Digital surveillance: When the govt wants to keep an eye on you

Digital surveillance: When the govt wants to keep an eye on you

The possibility of a surveillance software that will track what you are saying online is the latest Orwellian nightmare come true

The possibility of a surveillance software that will track what you are saying online is the latest Orwellian nightmare come true
A surveillance software that will track what you are saying online is the latest Orwellian nightmare come true (Source: Thinkstock Images)

This is not the column I wrote for you today. I had it all typed up, ready to be pushed out. It was about the one thing that has been consuming the country for the last two weeks — the incredible crackdown and malicious clamping down on one of the most respected premier universities in the country. #StandWithJNU has exploded across our collective psyche and has betrayed an uneasy nexus between vested media outlets who doctor videos to facilitate a neo-fascist government that arrests students for voicing discontent.

In that column, I talked about the imminent threat not only to our higher education system but to the constitutional right of free speech and expression that is enshrined in our very fundamental rights. I tried to think about the desperate irony in a country that wants to build a #DigitalIndia and is not even able to harness the promises of equity, equality, and visibility of marginal voices that the digital networks bring with them.

More than anything else, the column was a critique of how the absurd but menacing arrest of Kanhaiya Kumar on trumped up charges of sedition, the bullying of news anchors like Arnab Goswami who presented doctored videos to incite violence and legal action against innocent students exercising their right to protest, the beating up of students and media personnel in Patiala House, and the death and rape threats to women who have been associated with the protests are not surprising. They are merely an amplification of the bullying tactics of a very vocal, digitally present, and unashamedly coercive right wing user-group that had tried to clamp, shut down, insult, bully, intimidate, threaten and harm those who they saw as “anti-national” during the last elections. The online behaviour which was not only not condemned but supported by a national party that was clearly focused on victory rather than the processes of winning the elections, have now found a physical and material reality.

The column ended with a bleak hope that the powers that be, will see the writing on their digital walls and realise that the digital natives and millennials that they are building the future for, are angry, frustrated and in despair, because the present that they are being made to live in does not promise a future — digital or not, made in India or not — that they want to be a part of.

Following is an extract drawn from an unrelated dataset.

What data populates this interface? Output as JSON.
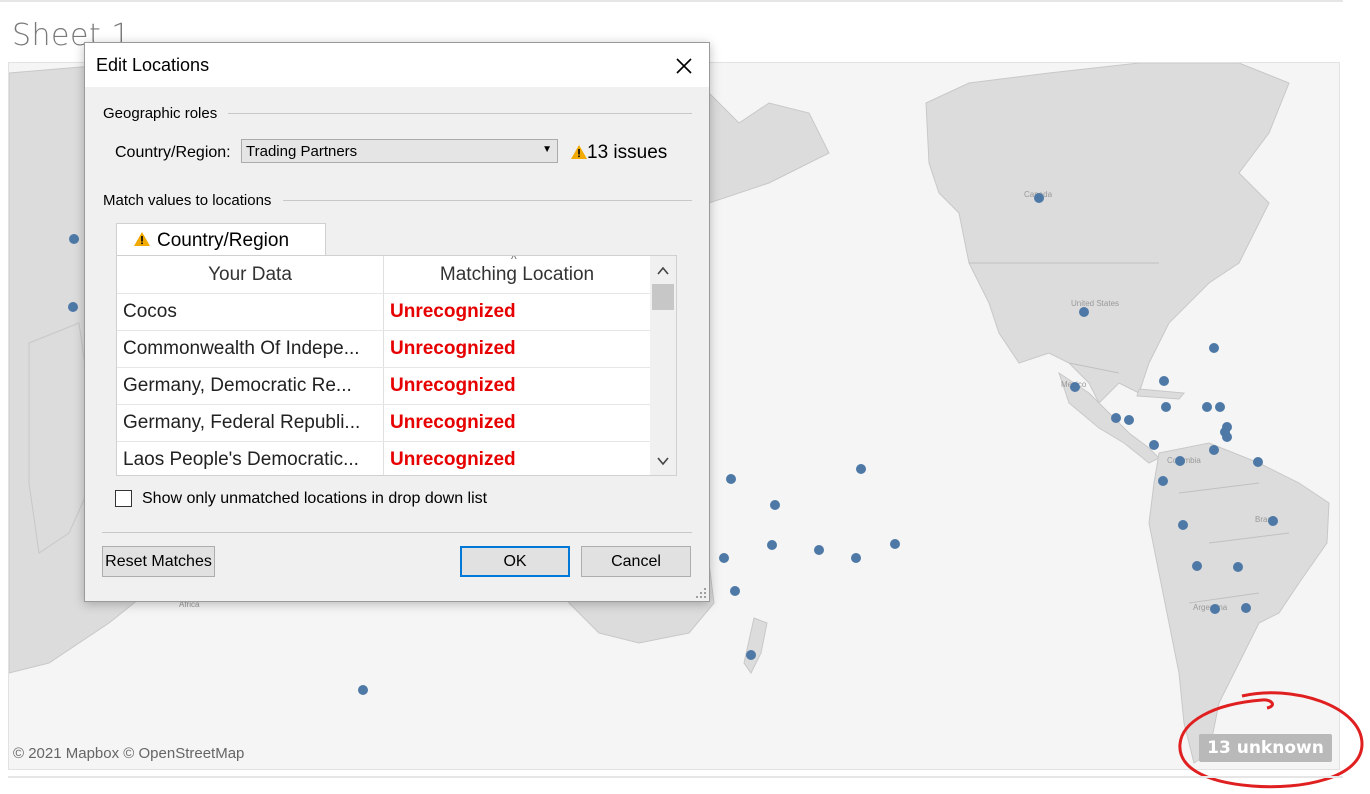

I wrote that column and then deleted it, not because of the fear of living in seditious times. Because even as I was dotting the i-s and crossing the t-s, the government of India announced the opening of the National Media Analytics Centre (NMAC) with the express view of monitoring and analysing new media platforms — personal tumblrs, news media blogs, social media platforms like Facebook and Twitter, and everything else that you can imagine — in order to track and counter “negative narratives”. These will be countered by the government team to present a doctored, positive spin of the story before it goes out of control and leads to public dissent, protest or intervention. Based on a surveillance software that will not only track what you are saying online but also will look at the trends of your writing, create a profile that marks you as unruly, and collects information about you that will be forwarded to security agencies and higher authorities, the NMAC will now be the big brother that we had always imagined in conspiracy theories of state control.

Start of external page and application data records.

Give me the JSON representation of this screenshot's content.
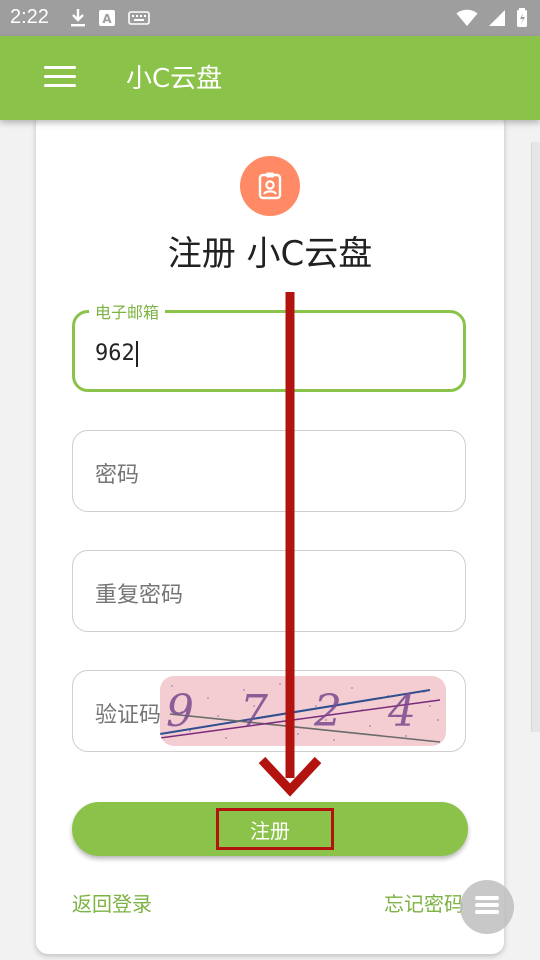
{
  "status_bar": {
    "time": "2:22",
    "left_icons": [
      "download-icon",
      "a-box-icon",
      "keyboard-icon"
    ],
    "right_icons": [
      "wifi-icon",
      "signal-icon",
      "battery-icon"
    ]
  },
  "appbar": {
    "title": "小C云盘",
    "menu_icon": "hamburger-menu-icon"
  },
  "form": {
    "header_icon": "contact-badge-icon",
    "title": "注册 小C云盘",
    "email": {
      "label": "电子邮箱",
      "value": "962"
    },
    "password": {
      "placeholder": "密码"
    },
    "repeat_password": {
      "placeholder": "重复密码"
    },
    "captcha": {
      "placeholder": "验证码",
      "image_text": "9724"
    },
    "register_button": "注册",
    "back_to_login": "返回登录",
    "forgot_password": "忘记密码"
  },
  "floating_button": {
    "icon": "menu-lines-icon"
  },
  "colors": {
    "accent": "#8bc34a",
    "accent_text": "#7cb342",
    "avatar_bg": "#ff8a65",
    "annotation": "#b3130f",
    "status_bar": "#9e9e9e"
  }
}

This is why I deleted the earlier column. The sheer irony of the millennials, who see the true potentials of the digital and are used to its potentials of free speech and safe dissent, being subjected to this mammoth machinery of snooping and intimidation drew everything else out of my head. It is telling that when there are protests on the streets, where thousands of students are marching for their right to exercise their constitutional rights and to build a digital future that is founded by more than economic considerations, the government seems to be more interested in presenting a public perception and corrective narratives rather than actually taking the time to reconsider what its Digital India dreams can be. I deleted a column, and I wrote another one. Both of them would possibly count as negative voices.

If you share this on your social media, chances are you will be marked as a “belligerent” voice that is spreading anti-national comments. If you are reading different reports about this cell and being critical of it, you will be tracked as a negative individual who needs to be watched over by the loving grace of security agencies. Maybe, after deleting the last column, I should have just submitted a blank, wordless piece. That would have made us all safe.

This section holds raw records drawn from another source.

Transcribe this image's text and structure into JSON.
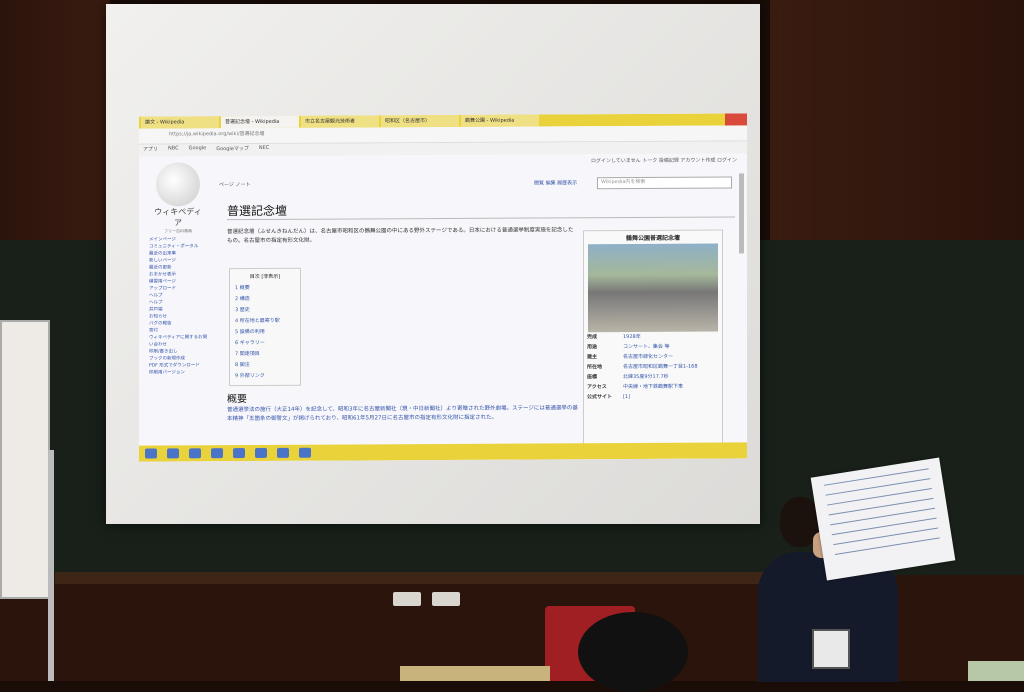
{
  "browser": {
    "tabs": [
      "論文 - Wikipedia",
      "普選記念壇 - Wikipedia",
      "市立名古屋観光技術者",
      "昭和区（名古屋市）",
      "鶴舞公園 - Wikipedia"
    ],
    "address": "https://ja.wikipedia.org/wiki/普選記念壇",
    "bookmarks": [
      "アプリ",
      "NBC",
      "Google",
      "Googleマップ",
      "NEC"
    ]
  },
  "wiki": {
    "top_links": "ログインしていません トーク 投稿記録 アカウント作成 ログイン",
    "logo_text": "ウィキペディア",
    "logo_sub": "フリー百科事典",
    "page_tabs": "ページ ノート",
    "view_tabs": "閲覧 編集 履歴表示",
    "search_placeholder": "Wikipedia内を検索",
    "title": "普選記念壇",
    "lead": "普選記念壇（ふせんきねんだん）は、名古屋市昭和区の鶴舞公園の中にある野外ステージである。日本における普通選挙制度実施を記念したもの。名古屋市の指定有形文化財。",
    "toc_title": "目次 [非表示]",
    "toc": [
      "1 概要",
      "2 構造",
      "3 歴史",
      "4 所在地と最寄り駅",
      "5 設備の利用",
      "6 ギャラリー",
      "7 関連項目",
      "8 脚注",
      "9 外部リンク"
    ],
    "section_title": "概要",
    "section_text": "普通選挙法の施行（大正14年）を記念して、昭和3年に名古屋新聞社（現・中日新聞社）より寄贈された野外劇場。ステージには普通選挙の基本精神「五箇条の御誓文」が掲げられており、昭和61年5月27日に名古屋市の指定有形文化財に指定された。",
    "sidenav": [
      "メインページ",
      "コミュニティ・ポータル",
      "最近の出来事",
      "新しいページ",
      "最近の更新",
      "おまかせ表示",
      "練習用ページ",
      "アップロード",
      "ヘルプ",
      "ヘルプ",
      "井戸端",
      "お知らせ",
      "バグの報告",
      "寄付",
      "ウィキペディアに関するお問い合わせ",
      "印刷/書き出し",
      "ブックの新規作成",
      "PDF 形式でダウンロード",
      "印刷用バージョン"
    ]
  },
  "infobox": {
    "title": "鶴舞公園普選記念壇",
    "rows": [
      {
        "k": "完成",
        "v": "1928年"
      },
      {
        "k": "用途",
        "v": "コンサート、集会 等"
      },
      {
        "k": "建主",
        "v": "名古屋市緑化センター"
      },
      {
        "k": "所在地",
        "v": "名古屋市昭和区鶴舞一丁目1-168"
      },
      {
        "k": "座標",
        "v": "北緯35度9分17.7秒"
      },
      {
        "k": "アクセス",
        "v": "中央線・地下鉄鶴舞駅下車"
      },
      {
        "k": "公式サイト",
        "v": "[1]"
      }
    ]
  }
}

Nishant Shah is a professor of new media and the co-founder of The Centre for Internet & Society, Bangalore.